Data records for software interfaces
■ ■ ■ ■ ■ ■ ■
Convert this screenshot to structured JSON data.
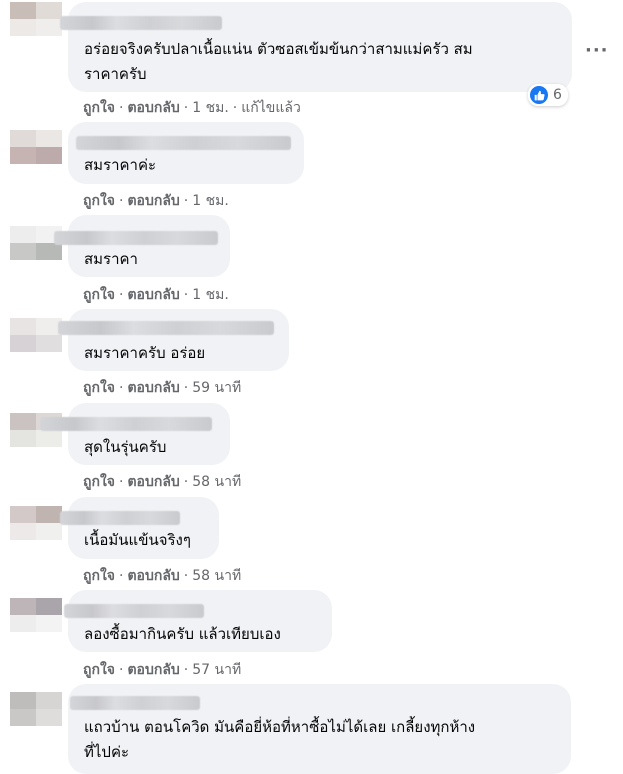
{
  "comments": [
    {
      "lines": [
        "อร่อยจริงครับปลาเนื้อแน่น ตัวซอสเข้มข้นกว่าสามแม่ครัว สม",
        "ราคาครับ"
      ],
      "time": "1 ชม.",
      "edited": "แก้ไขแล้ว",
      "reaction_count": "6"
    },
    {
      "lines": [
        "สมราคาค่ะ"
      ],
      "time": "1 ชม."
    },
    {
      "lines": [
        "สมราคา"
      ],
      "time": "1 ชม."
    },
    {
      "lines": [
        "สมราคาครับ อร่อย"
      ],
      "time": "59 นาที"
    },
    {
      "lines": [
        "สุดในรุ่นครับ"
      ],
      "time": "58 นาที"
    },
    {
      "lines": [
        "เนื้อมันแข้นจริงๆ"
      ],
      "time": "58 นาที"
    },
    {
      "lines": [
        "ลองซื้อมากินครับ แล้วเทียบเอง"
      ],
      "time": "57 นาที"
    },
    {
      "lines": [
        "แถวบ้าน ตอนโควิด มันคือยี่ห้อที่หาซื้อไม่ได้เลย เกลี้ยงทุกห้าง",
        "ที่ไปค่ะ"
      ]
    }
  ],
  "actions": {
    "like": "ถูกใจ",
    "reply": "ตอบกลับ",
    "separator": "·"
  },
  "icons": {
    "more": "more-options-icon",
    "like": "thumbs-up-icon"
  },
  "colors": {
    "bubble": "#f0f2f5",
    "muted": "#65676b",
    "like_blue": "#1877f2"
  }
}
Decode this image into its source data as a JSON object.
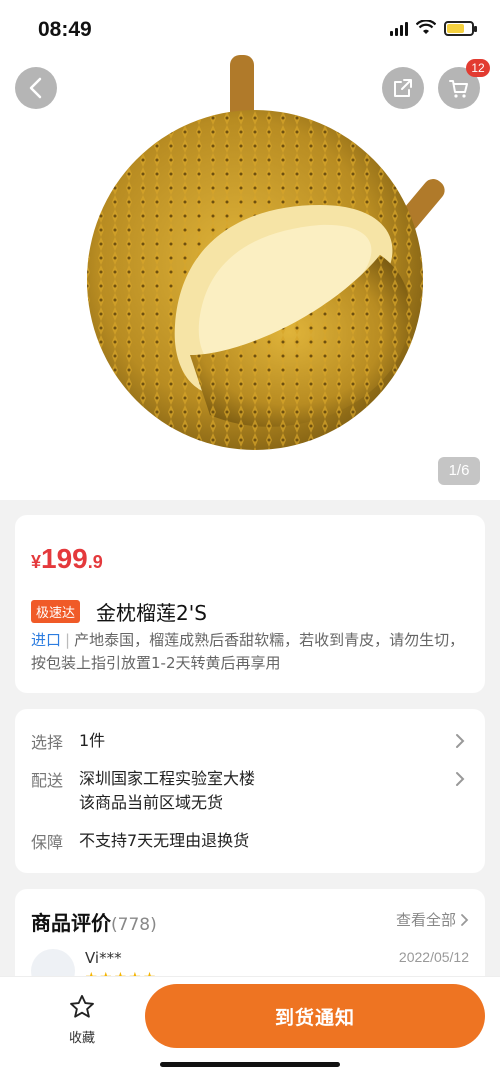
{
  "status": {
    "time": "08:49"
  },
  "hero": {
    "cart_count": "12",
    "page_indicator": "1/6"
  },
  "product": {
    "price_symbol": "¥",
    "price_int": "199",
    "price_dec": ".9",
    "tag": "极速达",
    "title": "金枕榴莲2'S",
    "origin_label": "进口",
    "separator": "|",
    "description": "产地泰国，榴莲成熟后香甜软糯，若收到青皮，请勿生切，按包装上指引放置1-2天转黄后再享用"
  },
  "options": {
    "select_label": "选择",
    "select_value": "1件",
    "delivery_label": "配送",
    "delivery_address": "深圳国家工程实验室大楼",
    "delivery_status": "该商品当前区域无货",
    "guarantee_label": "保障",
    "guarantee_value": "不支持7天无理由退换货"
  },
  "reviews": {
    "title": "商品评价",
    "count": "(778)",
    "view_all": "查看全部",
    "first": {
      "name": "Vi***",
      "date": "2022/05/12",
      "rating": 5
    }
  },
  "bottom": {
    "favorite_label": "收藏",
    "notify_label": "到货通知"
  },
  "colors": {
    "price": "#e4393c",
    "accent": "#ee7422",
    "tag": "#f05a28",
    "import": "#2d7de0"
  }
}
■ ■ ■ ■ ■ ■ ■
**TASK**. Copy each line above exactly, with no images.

**WRITTEN SOLUTION**.
Convert this screenshot to structured JSON data.
{
  "comments": [
    {
      "lines": [
        "อร่อยจริงครับปลาเนื้อแน่น ตัวซอสเข้มข้นกว่าสามแม่ครัว สม",
        "ราคาครับ"
      ],
      "time": "1 ชม.",
      "edited": "แก้ไขแล้ว",
      "reaction_count": "6"
    },
    {
      "lines": [
        "สมราคาค่ะ"
      ],
      "time": "1 ชม."
    },
    {
      "lines": [
        "สมราคา"
      ],
      "time": "1 ชม."
    },
    {
      "lines": [
        "สมราคาครับ อร่อย"
      ],
      "time": "59 นาที"
    },
    {
      "lines": [
        "สุดในรุ่นครับ"
      ],
      "time": "58 นาที"
    },
    {
      "lines": [
        "เนื้อมันแข้นจริงๆ"
      ],
      "time": "58 นาที"
    },
    {
      "lines": [
        "ลองซื้อมากินครับ แล้วเทียบเอง"
      ],
      "time": "57 นาที"
    },
    {
      "lines": [
        "แถวบ้าน ตอนโควิด มันคือยี่ห้อที่หาซื้อไม่ได้เลย เกลี้ยงทุกห้าง",
        "ที่ไปค่ะ"
      ]
    }
  ],
  "actions": {
    "like": "ถูกใจ",
    "reply": "ตอบกลับ",
    "separator": "·"
  },
  "icons": {
    "more": "more-options-icon",
    "like": "thumbs-up-icon"
  },
  "colors": {
    "bubble": "#f0f2f5",
    "muted": "#65676b",
    "like_blue": "#1877f2"
  }
}
Decode this image into its source data as a JSON object.
{
  "status": {
    "time": "08:49"
  },
  "hero": {
    "cart_count": "12",
    "page_indicator": "1/6"
  },
  "product": {
    "price_symbol": "¥",
    "price_int": "199",
    "price_dec": ".9",
    "tag": "极速达",
    "title": "金枕榴莲2'S",
    "origin_label": "进口",
    "separator": "|",
    "description": "产地泰国，榴莲成熟后香甜软糯，若收到青皮，请勿生切，按包装上指引放置1-2天转黄后再享用"
  },
  "options": {
    "select_label": "选择",
    "select_value": "1件",
    "delivery_label": "配送",
    "delivery_address": "深圳国家工程实验室大楼",
    "delivery_status": "该商品当前区域无货",
    "guarantee_label": "保障",
    "guarantee_value": "不支持7天无理由退换货"
  },
  "reviews": {
    "title": "商品评价",
    "count": "(778)",
    "view_all": "查看全部",
    "first": {
      "name": "Vi***",
      "date": "2022/05/12",
      "rating": 5
    }
  },
  "bottom": {
    "favorite_label": "收藏",
    "notify_label": "到货通知"
  },
  "colors": {
    "price": "#e4393c",
    "accent": "#ee7422",
    "tag": "#f05a28",
    "import": "#2d7de0"
  }
}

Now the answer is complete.